‘We’ve had members of our Board who have been manning the bar, working for the company day and night – all voluntary roles in every capacity – for the last five or six years trying to get us to this position. And then to finally have had a work go through a creative development and with an incredible team assembled to realise it, to see it all pulled away at the very last minute was devastating,’ Mitchell told ArtsHub.
‘To see it all pulled away at the very last minute was devastating.’
As well as the emotional toll, the financial blow has been severe. ‘Obviously when you have operating budgets for an entire year under $100,000, taking a $20,000 loss on ticket sales is incredibly detrimental,’ said Mitchell.
Nor is it just the one production that’s been impacted. ‘There’s obviously going to be knock on effects to future projects. We have one other show scheduled later in the year that is now completely in doubt.’
Thanks to a recent announcement by Arts Tasmania, however, Mudlark’s future is secure for at least another year. ‘A huge gesture of support has come through from Arts Tasmania over the weekend,’ Mitchell said.
Arts organisations that are currently on a single year funding package or those in the final year of agreements under the Arts Tasmania Organisations Program were recently advised that their contracts will be extended for another year.
‘Meaning companies may now have the opportunity to think about what next year may look like artistically, instead of looking at what could have been the end of a lot of organisations. It’s the first sign of light for our companies,’ he explained. ‘On the other side of this world-changing event people will need the immediate human connection that theatre can give more than ever.’
DOCUMENTING THE UNSEEN
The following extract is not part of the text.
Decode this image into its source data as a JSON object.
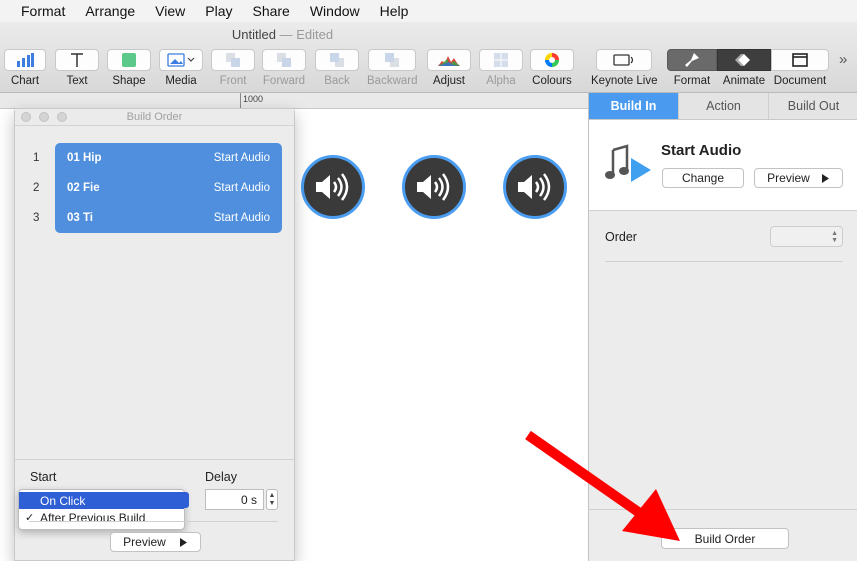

Despite the financial and emotional impact on everyone involved with Caravan Boat Treehouse, Mitchell takes some pride in knowing the cast and crew have been paid professional rates for their work – even though the production may never be seen by an audience.
‘Incredibly, both Mudlark and Tasmanian Theatre Company were able to get all of our actors and all of our designers paid, which was really, really important to both companies. So even though the poor guys never even got into a van to head down to Hobart, we at least got to pay the actors for their week in Hobart, which is great.’
Indicative of the company’s resilience, even after it was apparent that the production would have to be cancelled, the cast and crew worked for many hours to ensure that Caravan Boat Treehouse could be appropriately documented.
‘We put in a good 16-hour plotting session, we realised the show and then got to do dress runs to be photographed and to be filmed, so we have a completed project that unfortunately, an audience didn’t get to enjoy,’ Mitchell said.
Mudlark’s future is not yet certain, but Cheyne Mitchell is buoyed by the sector’s ability to innovate and adapt – and by the passion and dedication of his Board.
‘At the moment with our operating budget we’re protecting at all costs our commissions and script development, our creative development for 2021. Because we have to think about trying to shore up our future. We’re going to do everything we can to realise as much as our program in some vein, in some capacity, as we potentially can,’ he said.
‘After all, the arts are creative and resilient if nothing else. We are going to try and find ways to continue to make theatre, to make art, however we can.’